╭─ Records provided

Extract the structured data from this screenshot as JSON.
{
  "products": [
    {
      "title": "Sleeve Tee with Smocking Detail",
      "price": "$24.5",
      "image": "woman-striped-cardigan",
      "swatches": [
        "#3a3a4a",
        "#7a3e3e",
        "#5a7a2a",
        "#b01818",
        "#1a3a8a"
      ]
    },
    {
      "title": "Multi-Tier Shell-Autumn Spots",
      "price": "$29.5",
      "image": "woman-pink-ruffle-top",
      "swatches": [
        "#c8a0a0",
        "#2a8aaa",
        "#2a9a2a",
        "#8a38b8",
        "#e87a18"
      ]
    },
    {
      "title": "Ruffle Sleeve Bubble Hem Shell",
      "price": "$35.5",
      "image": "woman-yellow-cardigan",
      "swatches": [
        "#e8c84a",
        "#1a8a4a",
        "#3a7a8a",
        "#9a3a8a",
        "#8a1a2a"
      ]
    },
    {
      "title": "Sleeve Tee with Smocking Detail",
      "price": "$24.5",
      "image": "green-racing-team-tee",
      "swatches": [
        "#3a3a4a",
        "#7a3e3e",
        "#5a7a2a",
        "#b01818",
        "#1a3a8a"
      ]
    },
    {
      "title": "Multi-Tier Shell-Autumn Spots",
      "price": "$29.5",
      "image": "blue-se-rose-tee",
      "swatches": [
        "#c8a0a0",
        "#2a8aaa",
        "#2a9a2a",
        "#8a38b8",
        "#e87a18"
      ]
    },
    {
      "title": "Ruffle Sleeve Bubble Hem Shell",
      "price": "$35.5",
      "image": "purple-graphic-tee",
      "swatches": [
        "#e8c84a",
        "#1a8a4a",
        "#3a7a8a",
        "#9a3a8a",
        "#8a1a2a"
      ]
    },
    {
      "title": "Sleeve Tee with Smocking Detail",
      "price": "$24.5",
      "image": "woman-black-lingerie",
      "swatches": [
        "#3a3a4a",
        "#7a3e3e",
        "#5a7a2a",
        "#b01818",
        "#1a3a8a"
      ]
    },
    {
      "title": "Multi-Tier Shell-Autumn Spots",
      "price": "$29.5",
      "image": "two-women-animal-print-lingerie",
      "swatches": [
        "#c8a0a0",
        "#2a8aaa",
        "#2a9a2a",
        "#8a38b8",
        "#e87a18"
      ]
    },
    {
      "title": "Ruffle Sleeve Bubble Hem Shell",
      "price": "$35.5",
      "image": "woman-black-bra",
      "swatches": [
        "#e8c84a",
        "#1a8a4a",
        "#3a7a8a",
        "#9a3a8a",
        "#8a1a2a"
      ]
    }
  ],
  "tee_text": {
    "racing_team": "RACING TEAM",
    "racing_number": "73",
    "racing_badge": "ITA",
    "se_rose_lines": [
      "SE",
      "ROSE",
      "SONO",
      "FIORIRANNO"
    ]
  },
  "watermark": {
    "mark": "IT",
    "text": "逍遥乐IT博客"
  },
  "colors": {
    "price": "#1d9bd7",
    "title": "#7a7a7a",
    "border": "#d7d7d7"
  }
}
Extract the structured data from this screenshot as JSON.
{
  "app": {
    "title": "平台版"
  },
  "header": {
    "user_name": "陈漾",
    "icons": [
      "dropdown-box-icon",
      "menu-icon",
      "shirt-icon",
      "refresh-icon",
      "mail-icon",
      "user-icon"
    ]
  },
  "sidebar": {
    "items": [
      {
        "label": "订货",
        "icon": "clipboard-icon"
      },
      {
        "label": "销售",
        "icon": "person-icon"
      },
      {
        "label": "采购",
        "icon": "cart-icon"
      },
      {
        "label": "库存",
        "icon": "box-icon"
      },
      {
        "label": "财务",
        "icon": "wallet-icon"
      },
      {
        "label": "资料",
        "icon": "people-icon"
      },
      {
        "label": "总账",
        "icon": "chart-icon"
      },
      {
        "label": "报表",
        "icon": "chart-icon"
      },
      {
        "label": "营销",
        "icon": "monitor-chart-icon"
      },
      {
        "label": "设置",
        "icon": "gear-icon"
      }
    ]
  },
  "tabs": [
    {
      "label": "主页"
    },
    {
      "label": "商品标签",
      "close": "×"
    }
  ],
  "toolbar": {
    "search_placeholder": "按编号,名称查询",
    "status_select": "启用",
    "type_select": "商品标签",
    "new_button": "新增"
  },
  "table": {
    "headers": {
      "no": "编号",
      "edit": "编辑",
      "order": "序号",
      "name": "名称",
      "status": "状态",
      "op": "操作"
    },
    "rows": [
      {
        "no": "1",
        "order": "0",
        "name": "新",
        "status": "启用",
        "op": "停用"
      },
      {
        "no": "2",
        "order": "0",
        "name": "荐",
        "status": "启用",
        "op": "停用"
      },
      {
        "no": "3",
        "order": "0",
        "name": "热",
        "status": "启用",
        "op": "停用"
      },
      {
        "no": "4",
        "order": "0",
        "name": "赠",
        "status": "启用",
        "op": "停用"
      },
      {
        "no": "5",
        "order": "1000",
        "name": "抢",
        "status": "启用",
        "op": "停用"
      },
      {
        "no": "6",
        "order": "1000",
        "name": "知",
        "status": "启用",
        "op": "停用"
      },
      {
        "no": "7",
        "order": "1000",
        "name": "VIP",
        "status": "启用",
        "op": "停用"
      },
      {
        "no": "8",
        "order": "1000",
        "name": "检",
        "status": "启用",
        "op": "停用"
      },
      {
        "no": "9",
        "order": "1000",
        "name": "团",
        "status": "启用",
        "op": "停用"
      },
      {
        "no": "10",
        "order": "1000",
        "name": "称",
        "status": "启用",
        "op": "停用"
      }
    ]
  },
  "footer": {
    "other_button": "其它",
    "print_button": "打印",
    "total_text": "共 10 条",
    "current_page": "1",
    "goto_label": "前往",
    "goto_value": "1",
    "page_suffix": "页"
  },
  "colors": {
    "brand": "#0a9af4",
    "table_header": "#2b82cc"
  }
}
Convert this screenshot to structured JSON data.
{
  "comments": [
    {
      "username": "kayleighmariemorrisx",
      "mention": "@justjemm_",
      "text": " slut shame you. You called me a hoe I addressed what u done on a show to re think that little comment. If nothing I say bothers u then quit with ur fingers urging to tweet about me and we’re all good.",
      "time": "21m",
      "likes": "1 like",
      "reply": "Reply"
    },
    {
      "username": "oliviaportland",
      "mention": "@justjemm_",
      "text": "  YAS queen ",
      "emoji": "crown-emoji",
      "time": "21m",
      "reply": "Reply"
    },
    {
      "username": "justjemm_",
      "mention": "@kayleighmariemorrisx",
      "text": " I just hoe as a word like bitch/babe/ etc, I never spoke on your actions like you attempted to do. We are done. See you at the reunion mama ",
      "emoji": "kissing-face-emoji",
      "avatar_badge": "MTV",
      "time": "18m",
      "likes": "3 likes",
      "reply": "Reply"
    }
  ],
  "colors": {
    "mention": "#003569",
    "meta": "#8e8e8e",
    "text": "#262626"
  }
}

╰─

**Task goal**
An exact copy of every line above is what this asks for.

**Solution for this exercise**
Extract the structured data from this screenshot as JSON.
{
  "products": [
    {
      "title": "Sleeve Tee with Smocking Detail",
      "price": "$24.5",
      "image": "woman-striped-cardigan",
      "swatches": [
        "#3a3a4a",
        "#7a3e3e",
        "#5a7a2a",
        "#b01818",
        "#1a3a8a"
      ]
    },
    {
      "title": "Multi-Tier Shell-Autumn Spots",
      "price": "$29.5",
      "image": "woman-pink-ruffle-top",
      "swatches": [
        "#c8a0a0",
        "#2a8aaa",
        "#2a9a2a",
        "#8a38b8",
        "#e87a18"
      ]
    },
    {
      "title": "Ruffle Sleeve Bubble Hem Shell",
      "price": "$35.5",
      "image": "woman-yellow-cardigan",
      "swatches": [
        "#e8c84a",
        "#1a8a4a",
        "#3a7a8a",
        "#9a3a8a",
        "#8a1a2a"
      ]
    },
    {
      "title": "Sleeve Tee with Smocking Detail",
      "price": "$24.5",
      "image": "green-racing-team-tee",
      "swatches": [
        "#3a3a4a",
        "#7a3e3e",
        "#5a7a2a",
        "#b01818",
        "#1a3a8a"
      ]
    },
    {
      "title": "Multi-Tier Shell-Autumn Spots",
      "price": "$29.5",
      "image": "blue-se-rose-tee",
      "swatches": [
        "#c8a0a0",
        "#2a8aaa",
        "#2a9a2a",
        "#8a38b8",
        "#e87a18"
      ]
    },
    {
      "title": "Ruffle Sleeve Bubble Hem Shell",
      "price": "$35.5",
      "image": "purple-graphic-tee",
      "swatches": [
        "#e8c84a",
        "#1a8a4a",
        "#3a7a8a",
        "#9a3a8a",
        "#8a1a2a"
      ]
    },
    {
      "title": "Sleeve Tee with Smocking Detail",
      "price": "$24.5",
      "image": "woman-black-lingerie",
      "swatches": [
        "#3a3a4a",
        "#7a3e3e",
        "#5a7a2a",
        "#b01818",
        "#1a3a8a"
      ]
    },
    {
      "title": "Multi-Tier Shell-Autumn Spots",
      "price": "$29.5",
      "image": "two-women-animal-print-lingerie",
      "swatches": [
        "#c8a0a0",
        "#2a8aaa",
        "#2a9a2a",
        "#8a38b8",
        "#e87a18"
      ]
    },
    {
      "title": "Ruffle Sleeve Bubble Hem Shell",
      "price": "$35.5",
      "image": "woman-black-bra",
      "swatches": [
        "#e8c84a",
        "#1a8a4a",
        "#3a7a8a",
        "#9a3a8a",
        "#8a1a2a"
      ]
    }
  ],
  "tee_text": {
    "racing_team": "RACING TEAM",
    "racing_number": "73",
    "racing_badge": "ITA",
    "se_rose_lines": [
      "SE",
      "ROSE",
      "SONO",
      "FIORIRANNO"
    ]
  },
  "watermark": {
    "mark": "IT",
    "text": "逍遥乐IT博客"
  },
  "colors": {
    "price": "#1d9bd7",
    "title": "#7a7a7a",
    "border": "#d7d7d7"
  }
}
Extract the structured data from this screenshot as JSON.
{
  "app": {
    "title": "平台版"
  },
  "header": {
    "user_name": "陈漾",
    "icons": [
      "dropdown-box-icon",
      "menu-icon",
      "shirt-icon",
      "refresh-icon",
      "mail-icon",
      "user-icon"
    ]
  },
  "sidebar": {
    "items": [
      {
        "label": "订货",
        "icon": "clipboard-icon"
      },
      {
        "label": "销售",
        "icon": "person-icon"
      },
      {
        "label": "采购",
        "icon": "cart-icon"
      },
      {
        "label": "库存",
        "icon": "box-icon"
      },
      {
        "label": "财务",
        "icon": "wallet-icon"
      },
      {
        "label": "资料",
        "icon": "people-icon"
      },
      {
        "label": "总账",
        "icon": "chart-icon"
      },
      {
        "label": "报表",
        "icon": "chart-icon"
      },
      {
        "label": "营销",
        "icon": "monitor-chart-icon"
      },
      {
        "label": "设置",
        "icon": "gear-icon"
      }
    ]
  },
  "tabs": [
    {
      "label": "主页"
    },
    {
      "label": "商品标签",
      "close": "×"
    }
  ],
  "toolbar": {
    "search_placeholder": "按编号,名称查询",
    "status_select": "启用",
    "type_select": "商品标签",
    "new_button": "新增"
  },
  "table": {
    "headers": {
      "no": "编号",
      "edit": "编辑",
      "order": "序号",
      "name": "名称",
      "status": "状态",
      "op": "操作"
    },
    "rows": [
      {
        "no": "1",
        "order": "0",
        "name": "新",
        "status": "启用",
        "op": "停用"
      },
      {
        "no": "2",
        "order": "0",
        "name": "荐",
        "status": "启用",
        "op": "停用"
      },
      {
        "no": "3",
        "order": "0",
        "name": "热",
        "status": "启用",
        "op": "停用"
      },
      {
        "no": "4",
        "order": "0",
        "name": "赠",
        "status": "启用",
        "op": "停用"
      },
      {
        "no": "5",
        "order": "1000",
        "name": "抢",
        "status": "启用",
        "op": "停用"
      },
      {
        "no": "6",
        "order": "1000",
        "name": "知",
        "status": "启用",
        "op": "停用"
      },
      {
        "no": "7",
        "order": "1000",
        "name": "VIP",
        "status": "启用",
        "op": "停用"
      },
      {
        "no": "8",
        "order": "1000",
        "name": "检",
        "status": "启用",
        "op": "停用"
      },
      {
        "no": "9",
        "order": "1000",
        "name": "团",
        "status": "启用",
        "op": "停用"
      },
      {
        "no": "10",
        "order": "1000",
        "name": "称",
        "status": "启用",
        "op": "停用"
      }
    ]
  },
  "footer": {
    "other_button": "其它",
    "print_button": "打印",
    "total_text": "共 10 条",
    "current_page": "1",
    "goto_label": "前往",
    "goto_value": "1",
    "page_suffix": "页"
  },
  "colors": {
    "brand": "#0a9af4",
    "table_header": "#2b82cc"
  }
}
Convert this screenshot to structured JSON data.
{
  "comments": [
    {
      "username": "kayleighmariemorrisx",
      "mention": "@justjemm_",
      "text": " slut shame you. You called me a hoe I addressed what u done on a show to re think that little comment. If nothing I say bothers u then quit with ur fingers urging to tweet about me and we’re all good.",
      "time": "21m",
      "likes": "1 like",
      "reply": "Reply"
    },
    {
      "username": "oliviaportland",
      "mention": "@justjemm_",
      "text": "  YAS queen ",
      "emoji": "crown-emoji",
      "time": "21m",
      "reply": "Reply"
    },
    {
      "username": "justjemm_",
      "mention": "@kayleighmariemorrisx",
      "text": " I just hoe as a word like bitch/babe/ etc, I never spoke on your actions like you attempted to do. We are done. See you at the reunion mama ",
      "emoji": "kissing-face-emoji",
      "avatar_badge": "MTV",
      "time": "18m",
      "likes": "3 likes",
      "reply": "Reply"
    }
  ],
  "colors": {
    "mention": "#003569",
    "meta": "#8e8e8e",
    "text": "#262626"
  }
}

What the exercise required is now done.